• _Data for analysis_:
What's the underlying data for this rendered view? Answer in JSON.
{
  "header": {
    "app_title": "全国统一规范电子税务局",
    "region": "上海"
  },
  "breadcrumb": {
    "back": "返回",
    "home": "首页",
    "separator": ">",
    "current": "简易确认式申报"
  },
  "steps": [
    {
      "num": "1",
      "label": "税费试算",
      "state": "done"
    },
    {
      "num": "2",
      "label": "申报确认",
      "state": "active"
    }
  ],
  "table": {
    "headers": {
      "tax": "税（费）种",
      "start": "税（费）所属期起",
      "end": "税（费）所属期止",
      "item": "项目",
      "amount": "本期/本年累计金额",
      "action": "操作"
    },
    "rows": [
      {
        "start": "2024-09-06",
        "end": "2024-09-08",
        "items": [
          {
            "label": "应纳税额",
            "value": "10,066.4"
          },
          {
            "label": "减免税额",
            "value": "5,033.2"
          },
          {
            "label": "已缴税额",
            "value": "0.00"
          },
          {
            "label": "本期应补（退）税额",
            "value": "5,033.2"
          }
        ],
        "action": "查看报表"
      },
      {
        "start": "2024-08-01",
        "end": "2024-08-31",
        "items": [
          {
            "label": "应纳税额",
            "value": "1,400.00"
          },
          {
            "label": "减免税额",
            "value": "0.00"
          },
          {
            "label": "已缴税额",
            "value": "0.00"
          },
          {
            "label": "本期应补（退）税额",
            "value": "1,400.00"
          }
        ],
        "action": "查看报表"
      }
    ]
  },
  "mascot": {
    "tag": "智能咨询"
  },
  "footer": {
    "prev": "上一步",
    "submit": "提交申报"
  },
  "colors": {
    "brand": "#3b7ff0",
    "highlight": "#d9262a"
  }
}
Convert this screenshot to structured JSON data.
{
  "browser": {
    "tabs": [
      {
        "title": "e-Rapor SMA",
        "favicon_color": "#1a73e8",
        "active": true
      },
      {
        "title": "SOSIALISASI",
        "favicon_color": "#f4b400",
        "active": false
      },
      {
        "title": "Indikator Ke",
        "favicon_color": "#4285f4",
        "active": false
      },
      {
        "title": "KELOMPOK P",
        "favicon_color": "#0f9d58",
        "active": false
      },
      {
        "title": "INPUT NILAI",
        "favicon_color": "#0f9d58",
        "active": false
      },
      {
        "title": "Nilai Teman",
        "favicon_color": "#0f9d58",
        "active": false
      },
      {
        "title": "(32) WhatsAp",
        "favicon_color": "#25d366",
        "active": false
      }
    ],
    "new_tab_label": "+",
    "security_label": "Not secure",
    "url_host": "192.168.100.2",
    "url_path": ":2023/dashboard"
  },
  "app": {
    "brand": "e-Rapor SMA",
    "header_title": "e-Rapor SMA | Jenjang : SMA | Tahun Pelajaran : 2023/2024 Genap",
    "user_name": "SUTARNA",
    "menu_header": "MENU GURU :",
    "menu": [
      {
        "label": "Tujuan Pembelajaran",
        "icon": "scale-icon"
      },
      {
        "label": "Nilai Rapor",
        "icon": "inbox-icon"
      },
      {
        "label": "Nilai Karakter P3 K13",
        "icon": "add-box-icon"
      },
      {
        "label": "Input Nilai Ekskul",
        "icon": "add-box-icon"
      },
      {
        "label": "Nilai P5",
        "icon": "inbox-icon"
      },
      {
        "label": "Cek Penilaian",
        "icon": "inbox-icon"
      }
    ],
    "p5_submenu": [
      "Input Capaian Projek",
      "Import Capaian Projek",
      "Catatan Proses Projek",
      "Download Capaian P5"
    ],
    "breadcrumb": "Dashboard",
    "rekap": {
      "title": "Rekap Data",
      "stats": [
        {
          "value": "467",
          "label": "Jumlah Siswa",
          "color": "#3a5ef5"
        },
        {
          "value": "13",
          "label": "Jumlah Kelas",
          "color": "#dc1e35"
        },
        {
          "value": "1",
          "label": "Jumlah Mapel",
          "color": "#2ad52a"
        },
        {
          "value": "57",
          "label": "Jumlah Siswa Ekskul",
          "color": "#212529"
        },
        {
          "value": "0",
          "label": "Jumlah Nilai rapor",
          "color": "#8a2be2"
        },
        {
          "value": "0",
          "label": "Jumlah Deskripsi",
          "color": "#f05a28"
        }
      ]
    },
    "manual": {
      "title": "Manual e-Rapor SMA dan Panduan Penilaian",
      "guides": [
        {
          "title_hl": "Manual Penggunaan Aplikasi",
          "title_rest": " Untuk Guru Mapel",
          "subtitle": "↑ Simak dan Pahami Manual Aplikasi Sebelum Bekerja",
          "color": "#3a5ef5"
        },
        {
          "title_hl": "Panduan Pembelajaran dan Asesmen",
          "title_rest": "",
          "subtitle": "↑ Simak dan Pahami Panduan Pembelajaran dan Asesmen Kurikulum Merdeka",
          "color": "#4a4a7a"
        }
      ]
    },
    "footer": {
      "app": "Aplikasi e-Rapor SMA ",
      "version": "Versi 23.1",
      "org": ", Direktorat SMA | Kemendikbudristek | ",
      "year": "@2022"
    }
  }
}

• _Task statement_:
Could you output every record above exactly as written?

• _Task answer_:
What's the underlying data for this rendered view? Answer in JSON.
{
  "header": {
    "app_title": "全国统一规范电子税务局",
    "region": "上海"
  },
  "breadcrumb": {
    "back": "返回",
    "home": "首页",
    "separator": ">",
    "current": "简易确认式申报"
  },
  "steps": [
    {
      "num": "1",
      "label": "税费试算",
      "state": "done"
    },
    {
      "num": "2",
      "label": "申报确认",
      "state": "active"
    }
  ],
  "table": {
    "headers": {
      "tax": "税（费）种",
      "start": "税（费）所属期起",
      "end": "税（费）所属期止",
      "item": "项目",
      "amount": "本期/本年累计金额",
      "action": "操作"
    },
    "rows": [
      {
        "start": "2024-09-06",
        "end": "2024-09-08",
        "items": [
          {
            "label": "应纳税额",
            "value": "10,066.4"
          },
          {
            "label": "减免税额",
            "value": "5,033.2"
          },
          {
            "label": "已缴税额",
            "value": "0.00"
          },
          {
            "label": "本期应补（退）税额",
            "value": "5,033.2"
          }
        ],
        "action": "查看报表"
      },
      {
        "start": "2024-08-01",
        "end": "2024-08-31",
        "items": [
          {
            "label": "应纳税额",
            "value": "1,400.00"
          },
          {
            "label": "减免税额",
            "value": "0.00"
          },
          {
            "label": "已缴税额",
            "value": "0.00"
          },
          {
            "label": "本期应补（退）税额",
            "value": "1,400.00"
          }
        ],
        "action": "查看报表"
      }
    ]
  },
  "mascot": {
    "tag": "智能咨询"
  },
  "footer": {
    "prev": "上一步",
    "submit": "提交申报"
  },
  "colors": {
    "brand": "#3b7ff0",
    "highlight": "#d9262a"
  }
}
Convert this screenshot to structured JSON data.
{
  "browser": {
    "tabs": [
      {
        "title": "e-Rapor SMA",
        "favicon_color": "#1a73e8",
        "active": true
      },
      {
        "title": "SOSIALISASI",
        "favicon_color": "#f4b400",
        "active": false
      },
      {
        "title": "Indikator Ke",
        "favicon_color": "#4285f4",
        "active": false
      },
      {
        "title": "KELOMPOK P",
        "favicon_color": "#0f9d58",
        "active": false
      },
      {
        "title": "INPUT NILAI",
        "favicon_color": "#0f9d58",
        "active": false
      },
      {
        "title": "Nilai Teman",
        "favicon_color": "#0f9d58",
        "active": false
      },
      {
        "title": "(32) WhatsAp",
        "favicon_color": "#25d366",
        "active": false
      }
    ],
    "new_tab_label": "+",
    "security_label": "Not secure",
    "url_host": "192.168.100.2",
    "url_path": ":2023/dashboard"
  },
  "app": {
    "brand": "e-Rapor SMA",
    "header_title": "e-Rapor SMA | Jenjang : SMA | Tahun Pelajaran : 2023/2024 Genap",
    "user_name": "SUTARNA",
    "menu_header": "MENU GURU :",
    "menu": [
      {
        "label": "Tujuan Pembelajaran",
        "icon": "scale-icon"
      },
      {
        "label": "Nilai Rapor",
        "icon": "inbox-icon"
      },
      {
        "label": "Nilai Karakter P3 K13",
        "icon": "add-box-icon"
      },
      {
        "label": "Input Nilai Ekskul",
        "icon": "add-box-icon"
      },
      {
        "label": "Nilai P5",
        "icon": "inbox-icon"
      },
      {
        "label": "Cek Penilaian",
        "icon": "inbox-icon"
      }
    ],
    "p5_submenu": [
      "Input Capaian Projek",
      "Import Capaian Projek",
      "Catatan Proses Projek",
      "Download Capaian P5"
    ],
    "breadcrumb": "Dashboard",
    "rekap": {
      "title": "Rekap Data",
      "stats": [
        {
          "value": "467",
          "label": "Jumlah Siswa",
          "color": "#3a5ef5"
        },
        {
          "value": "13",
          "label": "Jumlah Kelas",
          "color": "#dc1e35"
        },
        {
          "value": "1",
          "label": "Jumlah Mapel",
          "color": "#2ad52a"
        },
        {
          "value": "57",
          "label": "Jumlah Siswa Ekskul",
          "color": "#212529"
        },
        {
          "value": "0",
          "label": "Jumlah Nilai rapor",
          "color": "#8a2be2"
        },
        {
          "value": "0",
          "label": "Jumlah Deskripsi",
          "color": "#f05a28"
        }
      ]
    },
    "manual": {
      "title": "Manual e-Rapor SMA dan Panduan Penilaian",
      "guides": [
        {
          "title_hl": "Manual Penggunaan Aplikasi",
          "title_rest": " Untuk Guru Mapel",
          "subtitle": "↑ Simak dan Pahami Manual Aplikasi Sebelum Bekerja",
          "color": "#3a5ef5"
        },
        {
          "title_hl": "Panduan Pembelajaran dan Asesmen",
          "title_rest": "",
          "subtitle": "↑ Simak dan Pahami Panduan Pembelajaran dan Asesmen Kurikulum Merdeka",
          "color": "#4a4a7a"
        }
      ]
    },
    "footer": {
      "app": "Aplikasi e-Rapor SMA ",
      "version": "Versi 23.1",
      "org": ", Direktorat SMA | Kemendikbudristek | ",
      "year": "@2022"
    }
  }
}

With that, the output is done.